TASK BRIEF
Pick out the lines below that contain the string "true" and copy them all.
___ EXERCISE MATERIALS ___
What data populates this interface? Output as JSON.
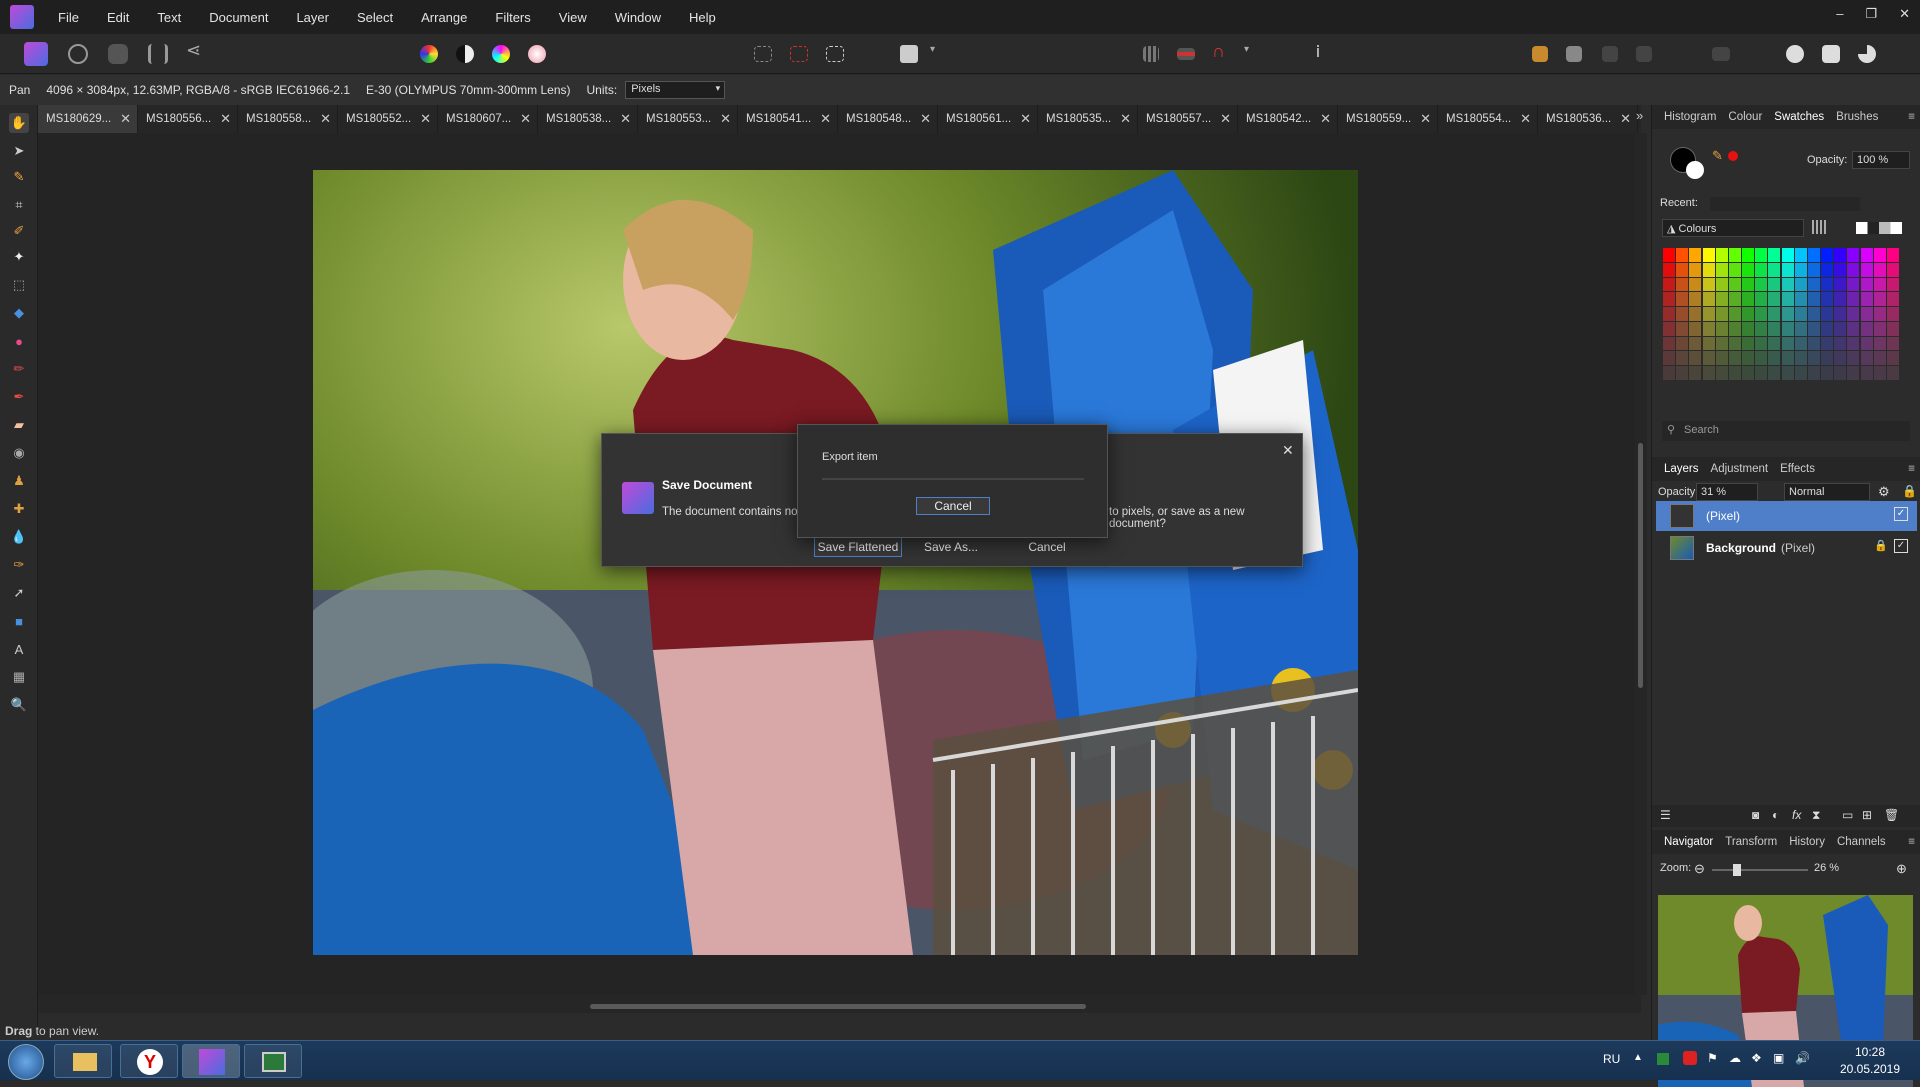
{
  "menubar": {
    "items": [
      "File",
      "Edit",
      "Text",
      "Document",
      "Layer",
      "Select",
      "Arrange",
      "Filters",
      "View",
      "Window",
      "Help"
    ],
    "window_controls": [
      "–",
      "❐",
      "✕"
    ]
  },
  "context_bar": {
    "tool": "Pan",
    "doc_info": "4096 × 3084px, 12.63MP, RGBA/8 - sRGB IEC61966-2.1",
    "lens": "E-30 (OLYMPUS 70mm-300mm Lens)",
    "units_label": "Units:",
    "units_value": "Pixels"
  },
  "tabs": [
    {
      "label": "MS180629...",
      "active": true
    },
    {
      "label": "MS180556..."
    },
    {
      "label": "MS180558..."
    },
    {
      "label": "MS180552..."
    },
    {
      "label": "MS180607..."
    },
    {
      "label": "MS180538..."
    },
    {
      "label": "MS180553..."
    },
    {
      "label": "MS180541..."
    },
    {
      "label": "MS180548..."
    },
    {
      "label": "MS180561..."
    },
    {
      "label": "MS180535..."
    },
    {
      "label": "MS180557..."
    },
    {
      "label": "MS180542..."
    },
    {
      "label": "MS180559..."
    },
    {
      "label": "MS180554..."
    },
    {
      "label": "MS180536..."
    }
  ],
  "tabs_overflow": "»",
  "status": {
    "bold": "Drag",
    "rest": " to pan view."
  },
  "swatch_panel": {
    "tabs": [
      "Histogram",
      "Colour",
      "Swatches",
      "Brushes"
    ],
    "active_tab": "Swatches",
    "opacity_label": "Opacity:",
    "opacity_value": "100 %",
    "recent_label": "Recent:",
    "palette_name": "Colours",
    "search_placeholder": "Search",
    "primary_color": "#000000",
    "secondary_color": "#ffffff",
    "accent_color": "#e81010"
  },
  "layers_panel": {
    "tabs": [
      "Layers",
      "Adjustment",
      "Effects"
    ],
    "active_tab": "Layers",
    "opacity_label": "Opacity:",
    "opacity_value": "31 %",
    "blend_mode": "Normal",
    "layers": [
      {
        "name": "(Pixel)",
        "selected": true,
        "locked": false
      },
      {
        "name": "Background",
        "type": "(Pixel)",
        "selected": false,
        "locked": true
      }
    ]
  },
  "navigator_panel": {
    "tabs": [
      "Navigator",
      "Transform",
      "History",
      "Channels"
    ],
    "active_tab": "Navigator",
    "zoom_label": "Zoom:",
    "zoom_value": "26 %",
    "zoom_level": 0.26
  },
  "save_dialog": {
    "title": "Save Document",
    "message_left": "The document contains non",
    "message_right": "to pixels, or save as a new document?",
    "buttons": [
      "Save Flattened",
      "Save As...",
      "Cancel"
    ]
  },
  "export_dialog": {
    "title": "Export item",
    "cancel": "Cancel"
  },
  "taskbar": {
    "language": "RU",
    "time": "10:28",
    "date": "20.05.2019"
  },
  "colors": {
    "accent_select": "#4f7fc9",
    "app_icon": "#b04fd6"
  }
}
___
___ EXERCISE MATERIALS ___
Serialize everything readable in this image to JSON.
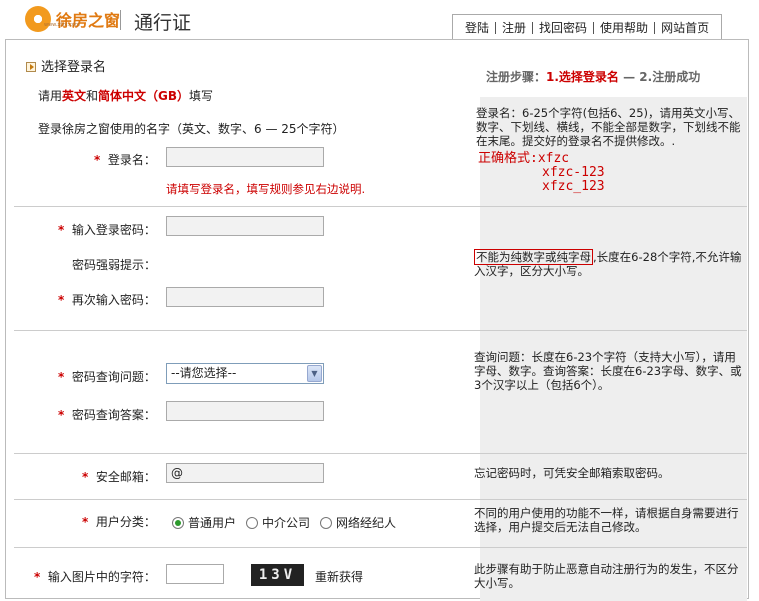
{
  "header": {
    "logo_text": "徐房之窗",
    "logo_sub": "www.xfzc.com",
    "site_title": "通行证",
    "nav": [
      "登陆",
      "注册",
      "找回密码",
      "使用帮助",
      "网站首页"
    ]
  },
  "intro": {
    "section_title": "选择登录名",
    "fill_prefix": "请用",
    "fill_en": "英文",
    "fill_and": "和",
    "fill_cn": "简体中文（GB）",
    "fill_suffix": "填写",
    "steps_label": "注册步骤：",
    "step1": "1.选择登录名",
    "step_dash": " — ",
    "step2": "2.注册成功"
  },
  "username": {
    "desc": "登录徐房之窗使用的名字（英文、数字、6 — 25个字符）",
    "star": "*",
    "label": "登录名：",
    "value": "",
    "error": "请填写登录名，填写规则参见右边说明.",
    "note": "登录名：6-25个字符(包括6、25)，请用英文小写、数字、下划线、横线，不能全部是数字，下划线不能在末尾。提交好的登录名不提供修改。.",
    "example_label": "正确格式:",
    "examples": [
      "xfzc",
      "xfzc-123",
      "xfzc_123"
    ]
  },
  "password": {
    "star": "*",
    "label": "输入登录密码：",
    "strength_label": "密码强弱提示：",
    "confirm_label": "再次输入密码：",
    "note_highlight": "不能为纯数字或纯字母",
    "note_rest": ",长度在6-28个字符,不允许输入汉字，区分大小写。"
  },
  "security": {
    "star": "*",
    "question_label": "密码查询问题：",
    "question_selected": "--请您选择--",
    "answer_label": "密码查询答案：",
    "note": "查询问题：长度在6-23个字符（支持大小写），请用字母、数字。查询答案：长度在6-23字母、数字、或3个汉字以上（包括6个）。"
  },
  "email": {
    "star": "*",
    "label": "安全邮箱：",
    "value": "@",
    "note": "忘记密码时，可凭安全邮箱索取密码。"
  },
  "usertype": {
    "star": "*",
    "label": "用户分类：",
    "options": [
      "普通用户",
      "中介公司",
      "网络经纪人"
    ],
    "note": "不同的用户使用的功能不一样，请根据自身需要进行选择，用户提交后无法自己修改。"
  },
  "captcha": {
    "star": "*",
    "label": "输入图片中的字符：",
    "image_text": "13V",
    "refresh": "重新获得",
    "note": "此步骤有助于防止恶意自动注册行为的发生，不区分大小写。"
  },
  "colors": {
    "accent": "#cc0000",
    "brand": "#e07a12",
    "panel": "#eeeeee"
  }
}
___
SOLUTION FOR THIS TASK
      "active": true
        "selected": true,
        "locked": true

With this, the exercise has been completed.